From the car rental location at Westfield Shopping Center in Shepherd’s Bush we departed on Saturday morning for Down House, Home of Charles Darwin located only 35 km southeast. It was already midday when we arrived, however, as it was such a pain to drive through the congested traffic in London. Luckily, weather was very nice though. Home of Charles Darwin, one of the major visitor attractions in the South East, is a unique museum of history of science that tells how Darwin developed his ideas. Equally interesting were glimpses we got into the life of the Darwins in the family rooms. We also strolled through the extensive gardens that so inspired this great scientist. For those with an interest in science and evolution, this is a place for a great day out in Kent. Next, we continued to head southeast to Bayham Old Abbey, impressive ruins that include much of the 13th to 15th-century church, the chapter house, and a picturesque 14th-century gatehouse. This abbey was quite an extensive attraction definitely worth a visit, especially as we did not get annoyed by a crowd of tourists in that remote area. We were approaching Dover at around 18:00. There was no time to lose, we managed to park the car somewhere in Saint Margarets Bay and went on that scenic coastal trail. We were so happy we could take enough nice pictures of the beautiful White Cliffs of Dover under bright sunshine and also at twilight. By the end of this wonderful day we had a delicious seafood dinner at Cullins Yard at the marina, before settling in our accommodation nearby.

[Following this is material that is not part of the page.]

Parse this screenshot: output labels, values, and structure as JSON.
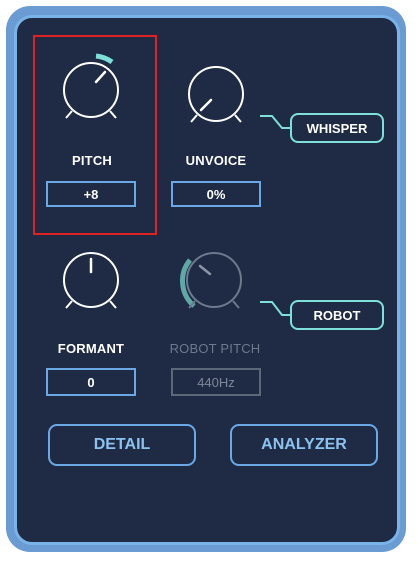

Dover Castle is probably the most popular attraction in Dover. There were just too many tourists. Even though we departed early at half past nine before the castle opened at ten with the aim of beating the queue, we finally ended up at the end of a long queue, after having the car parked in the very crowded parking 10-minute walk away. Known as the “Key to England”, Dover Castle spectacularly situated above the White Cliffs of Dover is a magnificent castle which has guarded shores of England from invasion for 20 centuries. Main things to see included darkly atmospheric Secret Wartime Tunnels and colorful richly-furnished Great Tower. This is a huge castle, so a minimum of 4 hours is required for a thorough visit. Just 15-minute drive northeast there are Walmer Castle and Gardens. Originally designed as part of a chain of coastal artillery defences, Walmer looks more like a big beautiful house nowadays, in contrast to the military Dover, as it evolved into the official residence of the Lord Warden of the Cinque Ports in 1708. We enjoyed a leisurely stroll in the sunshine in the Broadwalk, The Kitchen Garden, The Queen Mother’s Garden, etc. Another 5-minute drive north we arrived in Deal Castle, one of the finest Tudor artillery castles in England among the earliest and most elaborate of a chain of coastal forts, including Walmer. Instead of going straight to Canterbury, we headed north to Broadstairs where we stopped by Joss Bay to admire the views of White Cliffs of Kent. White Cliffs together with its shadows under sunshine looked gorgeous.
On Monday morning we checked out from our hotel in Canterbury but left the car parked there, as we anticipated difficulty parking the car around the city center nearer to tourists attractions. The decision was proven right, firstly because parking in the city, if any, costs quite much, and secondly Canterbury is a compact city best explored on foot. It was a sunny nice day, again. We visited St Augustines Abbey, a great abbey founded shortly after AD597 by St Augustine and originally created as a burial place for the Anglo-Saxon kings of Kent. The impressive abbey is situated outside the city walls and is sometimes missed by visitors. Next, we walked into the city center where attractions included Canterbury Cathedral, Canterbury Castle, and Westgate Gardens. We left this small pretty city at around 13:00 and headed northwest to Rochester, where we visited Rochester Castle, an imposing fortress with a complex history of destruction and rebuilding. The Norman tower-keep of Rochester Castle consisting of three floors above the basement was built about 1127. In 1215, garrisoned by rebel barons, the castle endured an epic siege by King John. Rebuilt under Henry III and Edward I, the castle remained as a viable fortress until the sixteenth century. On the top we had bird eye’s views over the city of which River Medway and White Cliffs looked spectacular on that beautiful day. We also visited Rochester Cathedral, before departing for Upnor Castle, which was not as fascinating as Rochester Castle but conveniently situated nearby. It was a very happy weekend trip with excellent weather.